The rowan tree in my front garden is almost denuded of leaves now, but the branches are heavy with bright red berries, ready to be eaten.

In fact, they have been looking ripe and ready to be eaten for a few weeks now, but it is only recently that the birds have shown much interest in them.

Maybe the recent cold snap has triggered something in their avian brains that tells them to feed up on berries.

A few days ago, I was watching the rowan tree and over the course of ten minutes saw three different bird species feasting on the berries. Firstly, a female blackbird, then a starling and then the tree was suddenly alive with Fieldfares.

Fieldfares and Redwings are Scandanavian thrushes that travel here each year to spend the winter in a slightly more congenial climate.

In previous years I have seen Redwings, but these were definitely Fieldfares.

They are similar to mistle thrushes and have a reddish-brown plumage with an ashy head and a blackish tail. They tend to stick together in groups.

I have seen my Fieldfare group a few times in the last few days, gorging on berries for a while and then flying off to take cover in a dense conifer hedge over the road.
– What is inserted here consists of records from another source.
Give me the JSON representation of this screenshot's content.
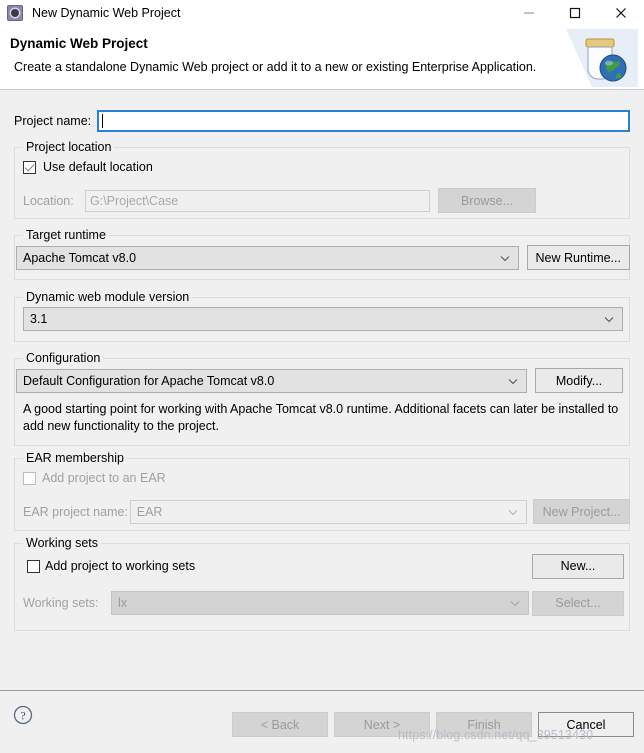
{
  "window": {
    "title": "New Dynamic Web Project",
    "icon": "eclipse-wizard-icon",
    "minimize_label": "—",
    "maximize_label": "□",
    "close_label": "✕"
  },
  "banner": {
    "title": "Dynamic Web Project",
    "description": "Create a standalone Dynamic Web project or add it to a new or existing Enterprise Application.",
    "image": "jar-with-globe-icon"
  },
  "project_name": {
    "label": "Project name:",
    "value": "",
    "placeholder": ""
  },
  "project_location": {
    "group_title": "Project location",
    "use_default_label": "Use default location",
    "use_default_checked": true,
    "location_label": "Location:",
    "location_value": "G:\\Project\\Case",
    "browse_label": "Browse..."
  },
  "target_runtime": {
    "group_title": "Target runtime",
    "value": "Apache Tomcat v8.0",
    "new_runtime_label": "New Runtime..."
  },
  "module_version": {
    "group_title": "Dynamic web module version",
    "value": "3.1"
  },
  "configuration": {
    "group_title": "Configuration",
    "value": "Default Configuration for Apache Tomcat v8.0",
    "modify_label": "Modify...",
    "description": "A good starting point for working with Apache Tomcat v8.0 runtime. Additional facets can later be installed to add new functionality to the project."
  },
  "ear_membership": {
    "group_title": "EAR membership",
    "add_to_ear_label": "Add project to an EAR",
    "add_to_ear_checked": false,
    "ear_project_label": "EAR project name:",
    "ear_project_value": "EAR",
    "new_project_label": "New Project..."
  },
  "working_sets": {
    "group_title": "Working sets",
    "add_to_working_sets_label": "Add project to working sets",
    "add_to_working_sets_checked": false,
    "new_label": "New...",
    "working_sets_label": "Working sets:",
    "working_sets_value": "lx",
    "select_label": "Select..."
  },
  "footer": {
    "help_icon": "help-question-icon",
    "back_label": "< Back",
    "next_label": "Next >",
    "finish_label": "Finish",
    "cancel_label": "Cancel"
  },
  "watermark": {
    "text": "https://blog.csdn.net/qq_39513430"
  },
  "colors": {
    "dialog_bg": "#f0f0f0",
    "focus_blue": "#2b7fd4",
    "disabled_text": "#a0a0a0",
    "combo_bg": "#e2e2e2"
  }
}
It is good to see the rowan tree helping to sustain wildlife as well as protecting my household from witchcraft (so I’m told!). With their white spring blossom, attractive leaf shape, small overall size and pale bark, rowans are ideal trees for a small garden. I didn’t plant the rowan in my garden, it was already here when I moved in, but I am so glad a previous owner decided it was just what the garden needed.